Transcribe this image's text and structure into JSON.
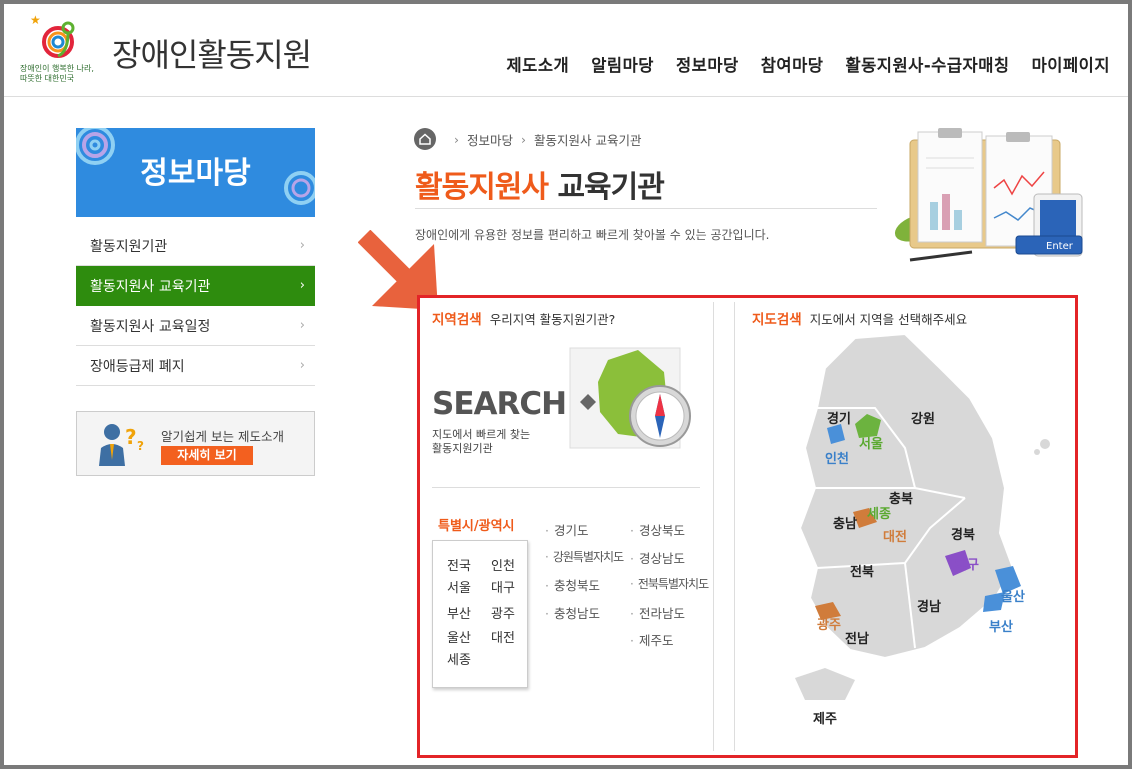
{
  "header": {
    "site_title": "장애인활동지원",
    "logo_tagline_1": "장애인이 행복한 나라,",
    "logo_tagline_2": "따뜻한 대한민국",
    "nav": [
      "제도소개",
      "알림마당",
      "정보마당",
      "참여마당",
      "활동지원사-수급자매칭",
      "마이페이지"
    ]
  },
  "sidebar": {
    "banner_title": "정보마당",
    "items": [
      {
        "label": "활동지원기관",
        "active": false
      },
      {
        "label": "활동지원사 교육기관",
        "active": true
      },
      {
        "label": "활동지원사 교육일정",
        "active": false
      },
      {
        "label": "장애등급제 폐지",
        "active": false
      }
    ],
    "promo_text": "알기쉽게 보는 제도소개",
    "promo_button": "자세히 보기"
  },
  "breadcrumb": [
    "정보마당",
    "활동지원사 교육기관"
  ],
  "page": {
    "title_highlight": "활동지원사",
    "title_rest": " 교육기관",
    "description": "장애인에게 유용한 정보를 편리하고 빠르게 찾아볼 수 있는 공간입니다.",
    "hero_enter_label": "Enter"
  },
  "region_search": {
    "heading": "지역검색",
    "subheading": "우리지역 활동지원기관?",
    "search_word": "SEARCH",
    "search_sub_1": "지도에서 빠르게 찾는",
    "search_sub_2": "활동지원기관",
    "metro_label": "특별시/광역시",
    "metro": [
      "전국",
      "인천",
      "서울",
      "대구",
      "부산",
      "광주",
      "울산",
      "대전",
      "세종"
    ],
    "provinces_col1": [
      "경기도",
      "강원특별자치도",
      "충청북도",
      "충청남도"
    ],
    "provinces_col2": [
      "경상북도",
      "경상남도",
      "전북특별자치도",
      "전라남도",
      "제주도"
    ]
  },
  "map_search": {
    "heading": "지도검색",
    "subheading": "지도에서 지역을 선택해주세요",
    "regions": [
      "경기",
      "강원",
      "서울",
      "인천",
      "충북",
      "세종",
      "충남",
      "대전",
      "경북",
      "대구",
      "전북",
      "울산",
      "경남",
      "부산",
      "광주",
      "전남",
      "제주"
    ]
  },
  "colors": {
    "accent_orange": "#ef5b1b",
    "active_green": "#2e8c0e",
    "banner_blue": "#2f8bdf",
    "highlight_red": "#e32428"
  }
}
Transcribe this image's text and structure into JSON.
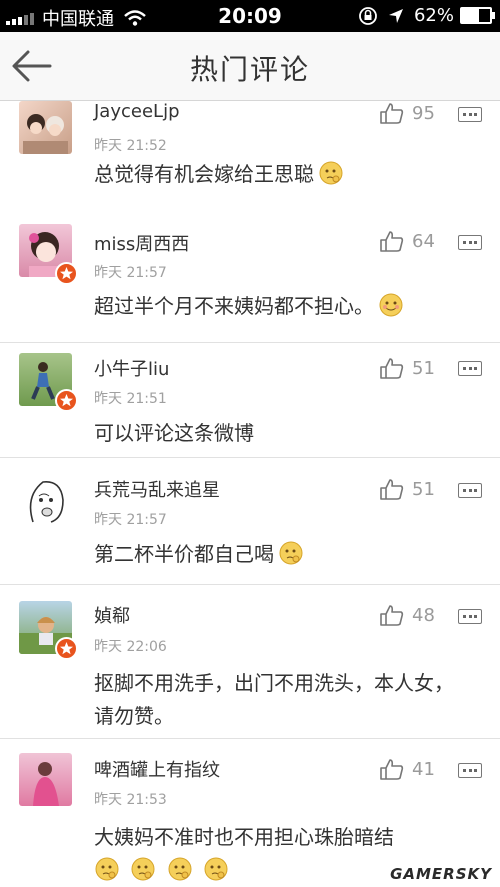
{
  "status_bar": {
    "carrier": "中国联通",
    "time": "20:09",
    "battery": "62%",
    "battery_level": 0.62
  },
  "nav": {
    "title": "热门评论"
  },
  "comments": [
    {
      "name": "JayceeLjp",
      "time": "昨天 21:52",
      "likes": "95",
      "text": "总觉得有机会嫁给王思聪",
      "emojis": 1,
      "verified": false
    },
    {
      "name": "miss周西西",
      "time": "昨天 21:57",
      "likes": "64",
      "text": "超过半个月不来姨妈都不担心。",
      "emojis": 1,
      "verified": true
    },
    {
      "name": "小牛子liu",
      "time": "昨天 21:51",
      "likes": "51",
      "text": "可以评论这条微博",
      "emojis": 0,
      "verified": true
    },
    {
      "name": "兵荒马乱来追星",
      "time": "昨天 21:57",
      "likes": "51",
      "text": "第二杯半价都自己喝",
      "emojis": 1,
      "verified": false
    },
    {
      "name": "媜郗",
      "time": "昨天 22:06",
      "likes": "48",
      "text": "抠脚不用洗手，出门不用洗头，本人女，请勿赞。",
      "emojis": 0,
      "verified": true
    },
    {
      "name": "啤酒罐上有指纹",
      "time": "昨天 21:53",
      "likes": "41",
      "text": "大姨妈不准时也不用担心珠胎暗结",
      "emojis": 4,
      "verified": false
    }
  ],
  "watermark": "GAMERSKY"
}
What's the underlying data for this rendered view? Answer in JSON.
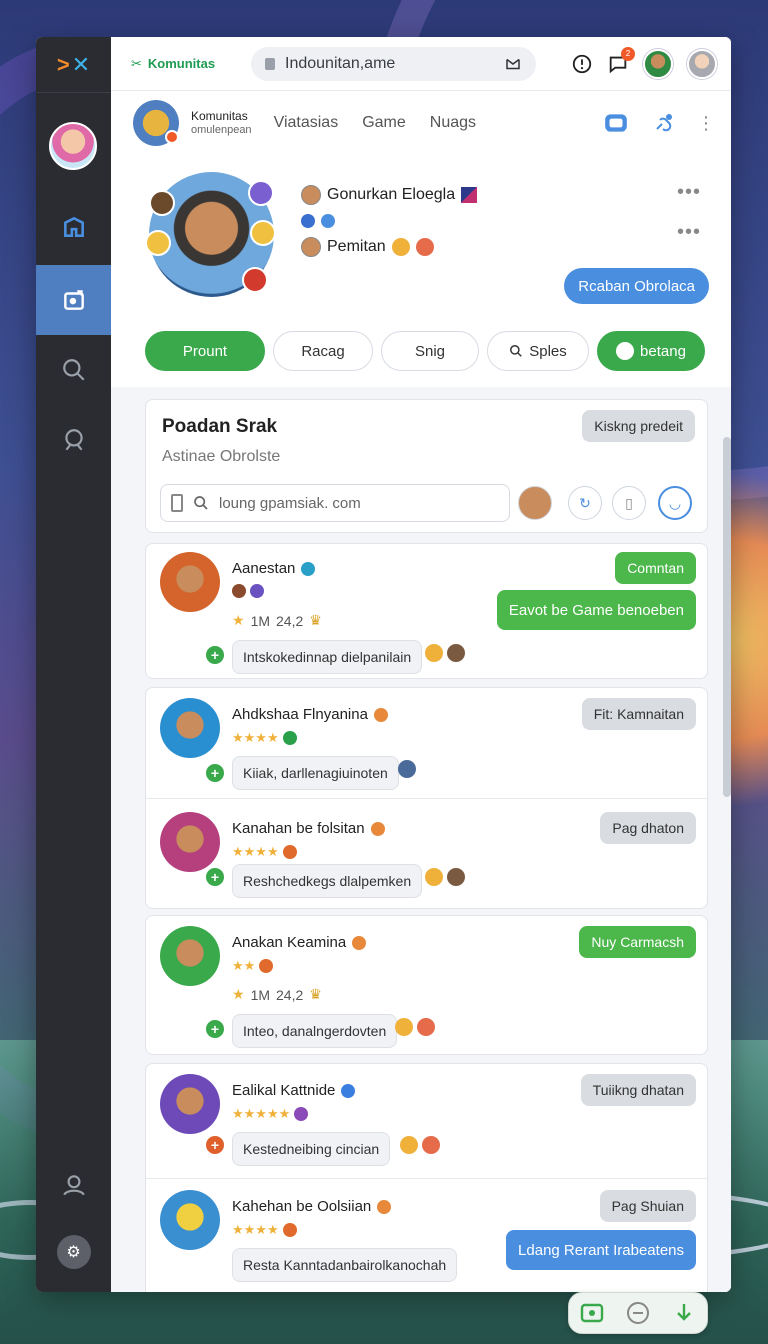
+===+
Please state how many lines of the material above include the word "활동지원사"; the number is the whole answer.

5